Second design for Statue
Approved design for
Statue of Freedom
Crawford executed the full-size clay model in his studio in Rome. It was then cast in plaster in five major sections. He died suddenly in 1857 before the model left his studio, and his widow shipped the model, packed into six crates, in a small sailing vessel in the spring of 1858. During the voyage the ship began to leak and stopped in Gibraltar for repairs. After leaving Gibraltar, the ship began leaking again to the point that it could go no farther than Bermuda, where the crates were left in storage until other transportation could be arranged. Half of the crates arrived in New York in December, but all sections were not in Washington until late March 1859.
Beginning in 1860, the statue was cast in five main sections by Clark Mills, whose bronze foundry was located on the outskirts of Washington. Work was halted in 1861 because of the Civil War, but by the end of 1862, with the help of the slave Philip Reid, the statue was finished and temporarily displayed on the Capitol Grounds. The cost of the statue, exclusive of installation, was $23,796.82. Late in 1863, construction of the dome was sufficiently advanced for the installation of the statue, which was hoisted in sections and assembled atop the cast-iron pedestal. The final section, the figure's head and shoulders, was raised on December 2, 1863, to a salute of 35 guns answered by the guns of the 12 forts around Washington.
The Plaster Model
The model of the Statue of Freedom is a piece of history itself. Since its fabrication, the 15,000-pound plaster model has been segmented, moved and stored numerous times. It even left the Capitol in 1890 and was transferred to the Smithsonian where it was displayed in the Arts and Industries Building from 1900 to 1967. Sawn apart and in storage until 1992, the model made a final return to the Capitol that year thanks to funds donated to the U.S. Capitol Preservation Commission.

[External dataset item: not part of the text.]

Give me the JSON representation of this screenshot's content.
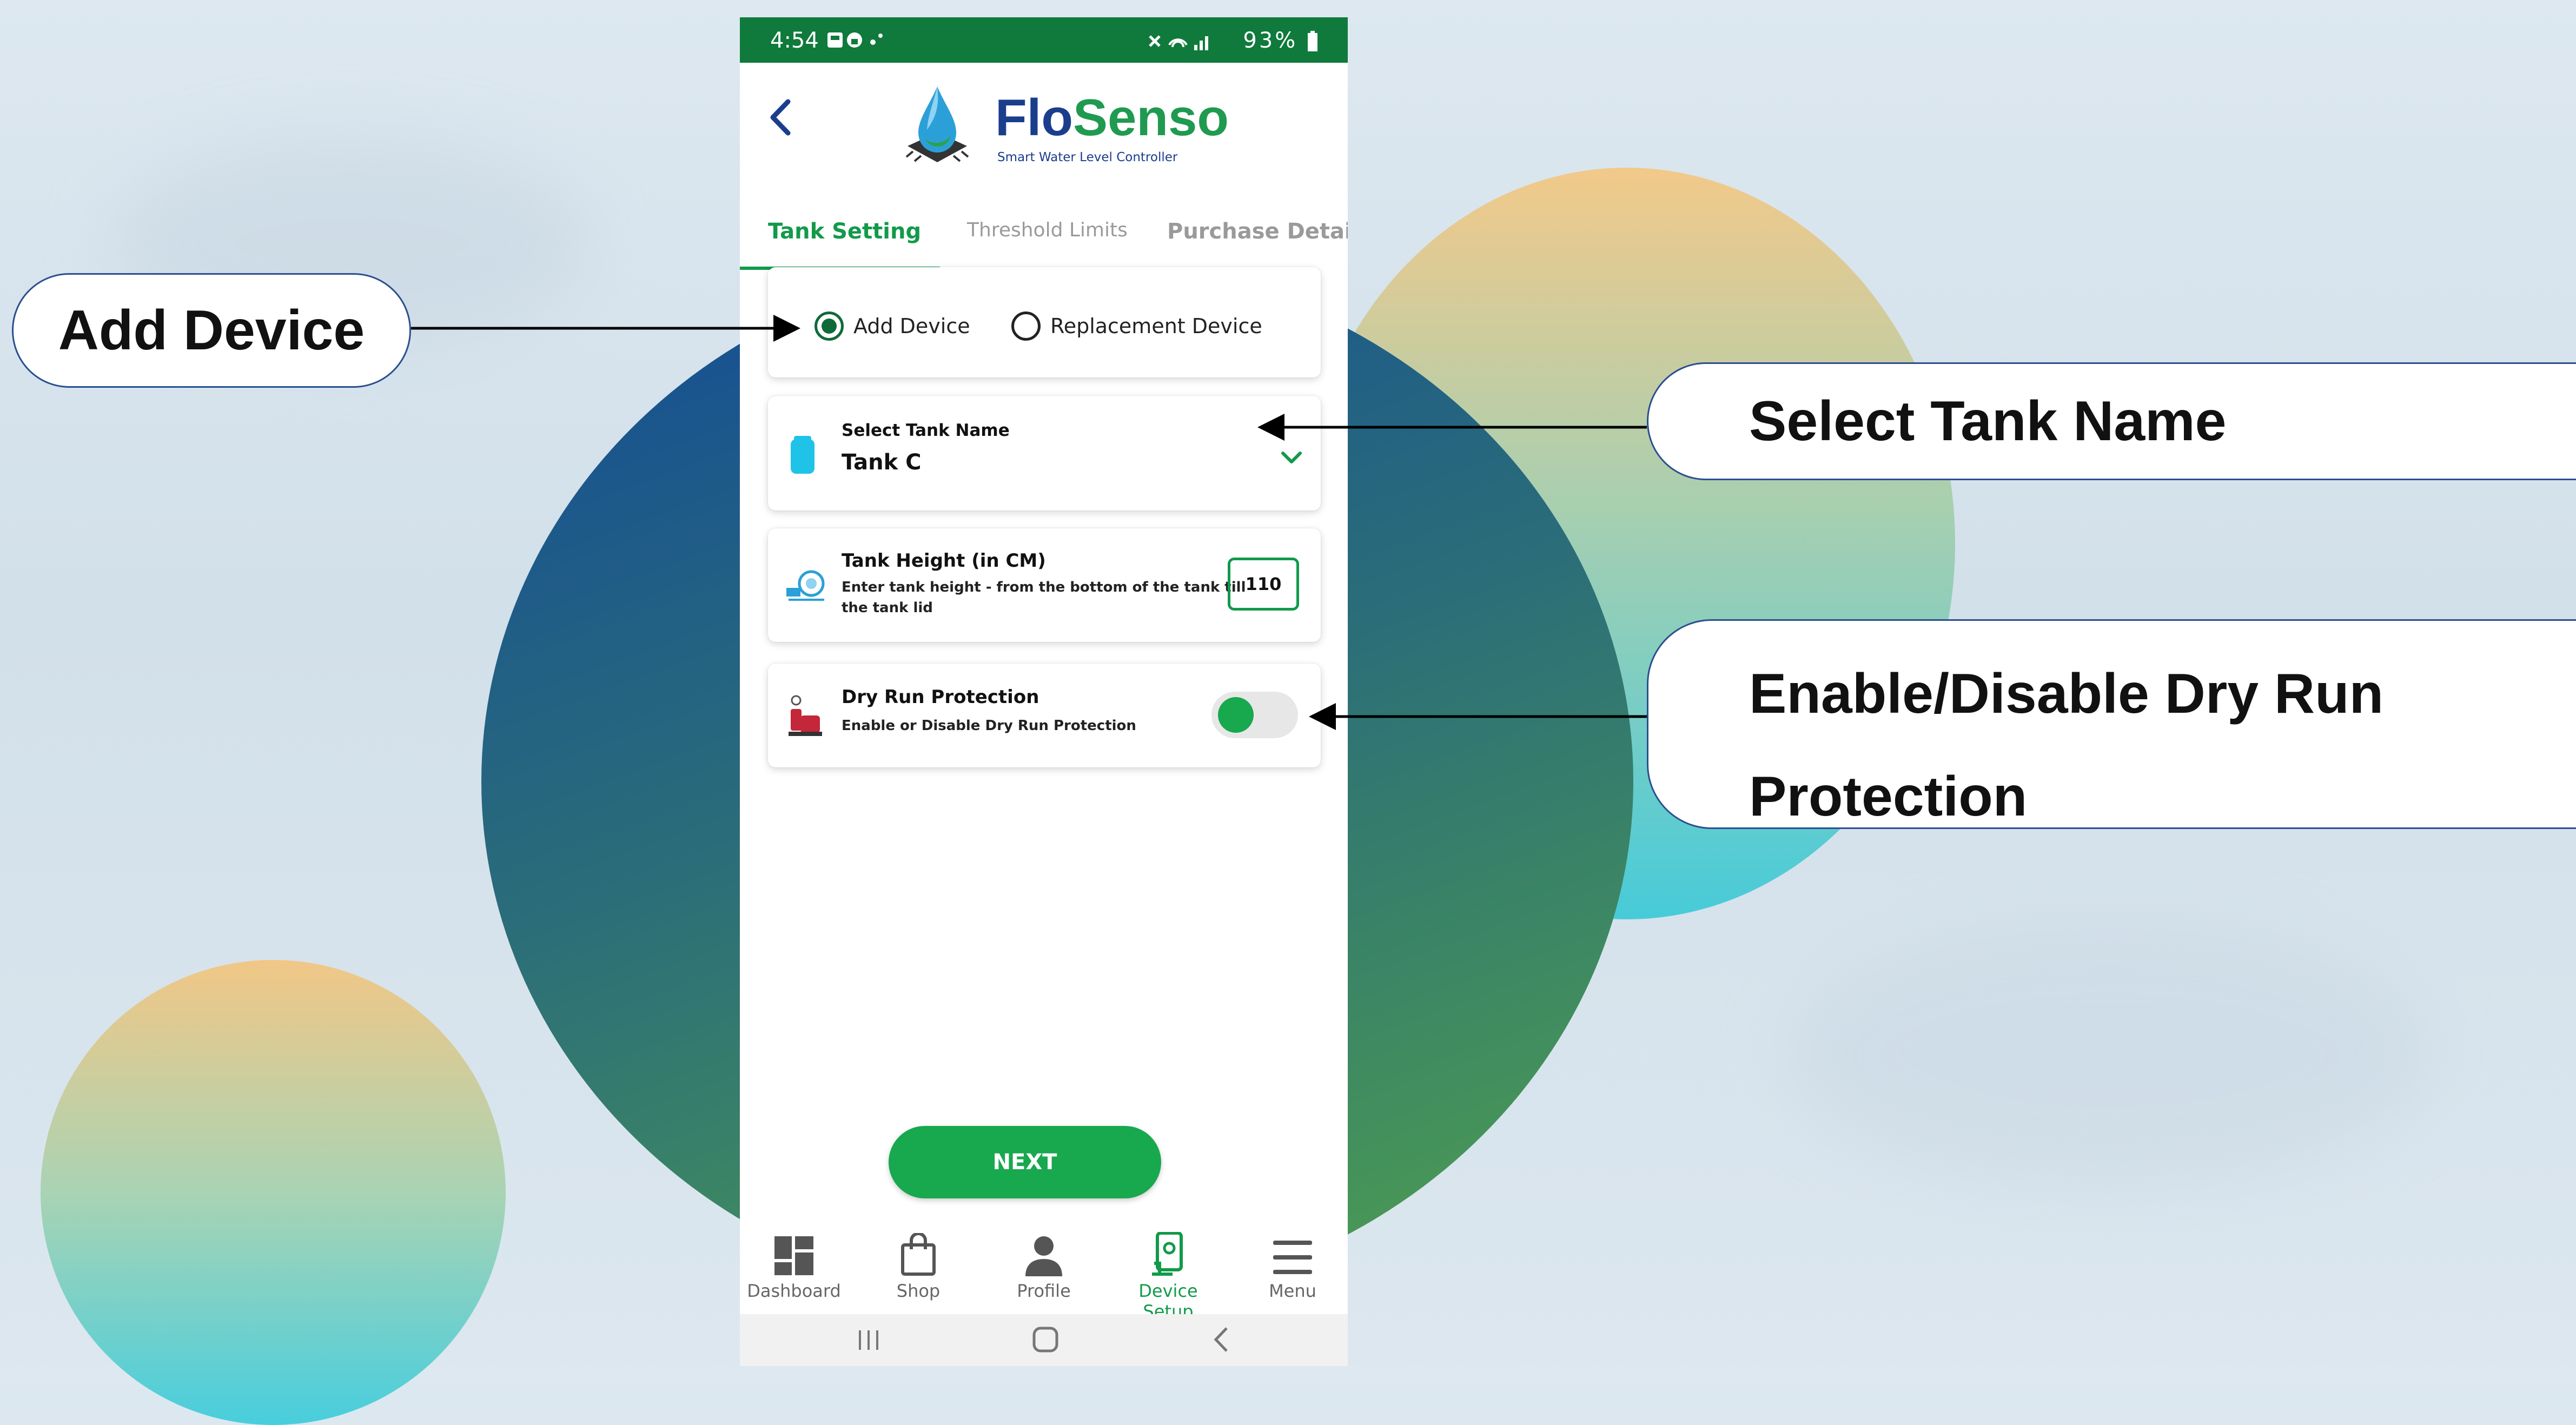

Architect of the Capitol (AOC) painter General Supervisor Ken Riley was one of the hands-on guys during restoration of the model, which initially took place on the Russell Senate Office Building's loading dock. An AOC Construction Division paint crew exfoliated nearly every square inch of the statue's leaded paint surface. "The biggest challenge was not damaging the brittle — and historic — plaster substrate," says Riley, who spent many hours on the loading dock carefully scraping off the flaking paint.
The paint crew put on a primer undercoat to preserve the original plaster and to provide a barrier coat of protection. Small voids and imperfections were filled with a setting type compound and sanded smooth and level.
Riley also worked on filling and sanding the model’s shield, which he thought looked like it had actually been in a battle. "Because I'd worked on the restoration of the pedestal on top of the Capitol, I'd seen the bronze statue's shield up close with its beautiful concise straight lines. I knew that the plaster model must have at one time looked like that so I ended up spending a lot of time working to correct the alignment of the 13 stripes on the shield."
From the loading dock, the model in two large pieces was crated and transported — with just inches to spare in some of the narrower hallways — to the basement rotunda of the Russell Building.
The Statue of Freedom model remained on view in the Russell basement rotunda until 2008 when the opening of the Capitol Visitor Center provided a space where visitors could truly appreciate it. It is now the centerpiece of Emancipation Hall (above), and visitors can see details of the model that would be impossible for them to see from the ground looking up at the bronze statue atop the Capitol.